— Exercise goal —
Scan the listing below for lines with the word "structured". Report how many there are, as a number alone.

— Extracted data —
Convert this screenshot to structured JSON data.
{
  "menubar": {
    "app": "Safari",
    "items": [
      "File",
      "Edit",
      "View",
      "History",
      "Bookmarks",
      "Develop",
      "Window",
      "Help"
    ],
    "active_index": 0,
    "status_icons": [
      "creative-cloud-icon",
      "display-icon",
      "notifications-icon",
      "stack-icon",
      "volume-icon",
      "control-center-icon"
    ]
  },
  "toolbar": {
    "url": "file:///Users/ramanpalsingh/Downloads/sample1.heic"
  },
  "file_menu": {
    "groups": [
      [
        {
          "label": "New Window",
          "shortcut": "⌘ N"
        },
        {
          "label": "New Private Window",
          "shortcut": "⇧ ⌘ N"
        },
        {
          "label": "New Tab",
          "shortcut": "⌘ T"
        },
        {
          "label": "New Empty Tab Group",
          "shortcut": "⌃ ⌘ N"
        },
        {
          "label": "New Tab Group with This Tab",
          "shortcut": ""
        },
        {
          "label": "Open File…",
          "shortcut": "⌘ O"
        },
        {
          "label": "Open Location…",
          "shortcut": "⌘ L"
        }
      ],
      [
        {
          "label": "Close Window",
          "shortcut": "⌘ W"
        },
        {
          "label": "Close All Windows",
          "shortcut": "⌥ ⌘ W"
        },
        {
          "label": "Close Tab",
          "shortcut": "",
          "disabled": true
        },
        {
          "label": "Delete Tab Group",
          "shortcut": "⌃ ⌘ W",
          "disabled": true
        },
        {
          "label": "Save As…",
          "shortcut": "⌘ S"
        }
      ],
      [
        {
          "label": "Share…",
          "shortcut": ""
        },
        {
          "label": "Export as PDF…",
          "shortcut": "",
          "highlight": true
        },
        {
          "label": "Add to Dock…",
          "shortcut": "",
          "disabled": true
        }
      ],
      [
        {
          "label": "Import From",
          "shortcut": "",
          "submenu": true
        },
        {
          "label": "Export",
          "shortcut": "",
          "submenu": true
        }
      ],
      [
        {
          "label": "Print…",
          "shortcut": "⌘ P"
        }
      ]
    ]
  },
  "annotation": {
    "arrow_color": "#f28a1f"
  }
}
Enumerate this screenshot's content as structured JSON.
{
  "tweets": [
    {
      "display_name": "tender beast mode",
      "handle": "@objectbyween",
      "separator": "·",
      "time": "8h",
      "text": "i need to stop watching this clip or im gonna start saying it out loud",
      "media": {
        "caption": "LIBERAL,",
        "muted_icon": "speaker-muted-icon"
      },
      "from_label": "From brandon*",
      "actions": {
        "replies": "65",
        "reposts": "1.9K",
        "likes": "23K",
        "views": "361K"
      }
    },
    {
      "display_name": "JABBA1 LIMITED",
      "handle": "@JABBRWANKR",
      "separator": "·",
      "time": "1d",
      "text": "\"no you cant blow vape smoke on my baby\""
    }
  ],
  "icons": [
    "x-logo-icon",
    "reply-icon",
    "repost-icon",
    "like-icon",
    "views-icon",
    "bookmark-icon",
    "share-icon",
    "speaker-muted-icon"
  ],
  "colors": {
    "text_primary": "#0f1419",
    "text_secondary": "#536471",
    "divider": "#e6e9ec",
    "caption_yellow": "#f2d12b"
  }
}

— Answer below —
2